### Problem
Every line of the records that holds the word "kind" should be copied out.

### Data to process
━━━━

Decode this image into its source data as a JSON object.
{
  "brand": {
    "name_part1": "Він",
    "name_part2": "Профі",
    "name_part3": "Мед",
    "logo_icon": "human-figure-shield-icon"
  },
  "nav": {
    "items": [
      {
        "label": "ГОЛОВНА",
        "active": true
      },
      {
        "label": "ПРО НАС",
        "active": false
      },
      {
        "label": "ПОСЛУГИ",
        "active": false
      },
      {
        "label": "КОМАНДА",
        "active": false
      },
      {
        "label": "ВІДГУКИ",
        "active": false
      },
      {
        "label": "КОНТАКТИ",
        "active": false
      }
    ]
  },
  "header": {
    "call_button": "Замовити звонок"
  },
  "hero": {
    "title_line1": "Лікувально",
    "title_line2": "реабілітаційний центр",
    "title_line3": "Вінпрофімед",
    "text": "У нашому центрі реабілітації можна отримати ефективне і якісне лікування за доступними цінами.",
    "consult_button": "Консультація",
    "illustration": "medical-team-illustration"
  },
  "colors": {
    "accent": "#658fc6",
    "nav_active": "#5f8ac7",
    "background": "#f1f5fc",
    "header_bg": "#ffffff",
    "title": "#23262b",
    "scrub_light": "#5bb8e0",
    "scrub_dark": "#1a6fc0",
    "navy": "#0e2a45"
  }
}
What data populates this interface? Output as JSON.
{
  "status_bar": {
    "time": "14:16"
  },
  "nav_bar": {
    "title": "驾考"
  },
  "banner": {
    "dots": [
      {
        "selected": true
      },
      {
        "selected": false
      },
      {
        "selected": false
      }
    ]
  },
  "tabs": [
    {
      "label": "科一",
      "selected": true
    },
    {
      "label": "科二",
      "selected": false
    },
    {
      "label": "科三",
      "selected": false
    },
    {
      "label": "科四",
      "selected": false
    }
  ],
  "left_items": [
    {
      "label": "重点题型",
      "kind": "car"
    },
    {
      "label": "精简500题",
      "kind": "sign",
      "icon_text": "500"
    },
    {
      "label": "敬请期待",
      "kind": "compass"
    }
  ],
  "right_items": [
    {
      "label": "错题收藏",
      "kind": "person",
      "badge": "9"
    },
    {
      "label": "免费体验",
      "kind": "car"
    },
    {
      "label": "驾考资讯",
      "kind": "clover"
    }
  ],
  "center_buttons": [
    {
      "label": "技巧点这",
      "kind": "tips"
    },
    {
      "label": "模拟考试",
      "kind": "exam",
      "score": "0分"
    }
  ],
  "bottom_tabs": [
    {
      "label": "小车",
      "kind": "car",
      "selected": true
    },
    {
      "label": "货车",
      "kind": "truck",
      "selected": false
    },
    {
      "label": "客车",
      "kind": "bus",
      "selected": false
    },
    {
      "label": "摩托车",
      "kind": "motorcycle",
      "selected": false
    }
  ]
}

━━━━

### Written answer
      "kind": "car"
      "kind": "sign",
      "kind": "compass"
      "kind": "person",
      "kind": "car"
      "kind": "clover"
      "kind": "tips"
      "kind": "exam",
      "kind": "car",
      "kind": "truck",
      "kind": "bus",
      "kind": "motorcycle",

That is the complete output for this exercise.